Heather Alcorn has spent a lot of time under the bright lights of the ‘Mothership’ stage at the World Series of Poker – more time than Phil Hellmuth, Daniel Negreanu, Phil Ivey or any of your other favorite players.
That’s because Alcorn, the 2019 WSOP Dealer of the Year, has slung cards at the WSOP Main Event final table on multiple occasions and spent over a decade dealing some of the highest-profile and highest-stakes events that poker has to offer.
She’s no slouch as a player, either. In 2018, Alcorn won the 2018 WSOP Circuit Main Event at Caesars Southern Indiana, taking home a career-best $129,654 along with the Circuit ring. And so it’s no surprise that Alcorn is in the money in the 2023 WSOP Main Event – in the mix and chasing history as she looks to become the first person to be at the WSOP Main Event final table as both a dealer and a player.

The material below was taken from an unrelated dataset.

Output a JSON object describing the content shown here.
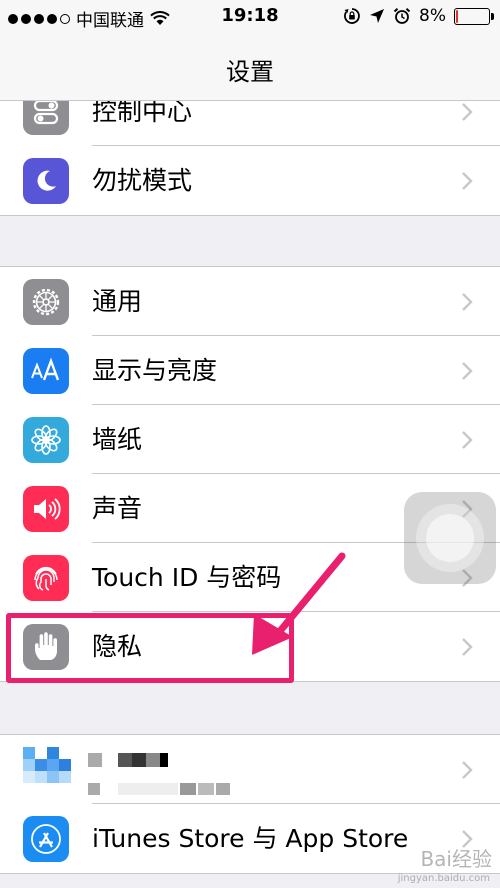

It’s Alcorn’s first cash in three attempts in the WSOP Main Event, and $15,000 represents her third-biggest career cash to date. And in considering her successes as a poker player, Alcorn believes strongly that they may well not have been possible without her many years of experience in the box, watching some of the best players in the world do what they do best.
“I love poker, obviously,” said Alcorn. “So when I’m dealing, I’m paying attention, I’m watching the everybody and reading them and getting to know them. And I see them over and over. I can’t sit down at a table not knowing someone at the table and how they play. So that helps me a lot already. I don’t have to sit and watch them for a few minutes to figure it out.”
One of her higher-profile gigs, during the WSOP Main Event, actually helped give Alcorn an edge over a pro at her table early on in the Main Event.
“My second day, I was at the table with a guy from my very first final table [that I dealt],” said Alcorn. “I’ve sat and obviously watched a lot of hands with him, so that helped a lot. Plus, I’m a little more comfortable at a featured table or anything with cameras around, it doesn’t bother me.”
When she’s not in the midst of making a run at a $12.1 million first-place prize, Alcorn operates the Poker Life Dealer Academy. Utilizing her own experiences, Alcorn runs classes – predominantly in her home state of Missouri – that allows dealers to do what Alcorn has and work their way up the ranks at the WSOP and at events worldwide.
“That’s kind of one of my bonuses for my students,” said Alcorn. “They actually know that I’ve been up there on TV, and I can teach them how to get to that spot, which, honestly, for most dealers that’s where they want to be.”
Right now, where Alcorn wants to be is right where she is – in the mix in the WSOP Main Event with less than 1,000 players remaining. Her stack at the start of the day was 518,000, but by the end of the first level it had slipped after a call with top pair and a straight draw went sideways.
“It’s a great thing because I’m running very bad so far on Day 4,” said Alcorn. “I don’t know if you looked at my stack, but I’ve already lost almost all of it. I just ran into a horrible river suckout against a guy trying to bluff, and he made a straight on the river. I’m down to 200K, and I haven’t been that low in days.”
Still, having been a part of many WSOP Main Events has given Alcorn the patience to know she has time to pick her spot and rebuild. If the first three days of her run are any indication, a hot run of cards could be right around the corner.
“I have had very few good hands, and I am still deep in the Main Event,” said Alcorn. “That’s really hard to do in any other tournament. I literally haven’t had the nuts one time. I’ve had several good hands, and some better hands. But I’ve literally never had the nuts. I’ve never been comfortable betting or shoving or anything like that, and I can still have a good stack in the Main Event.”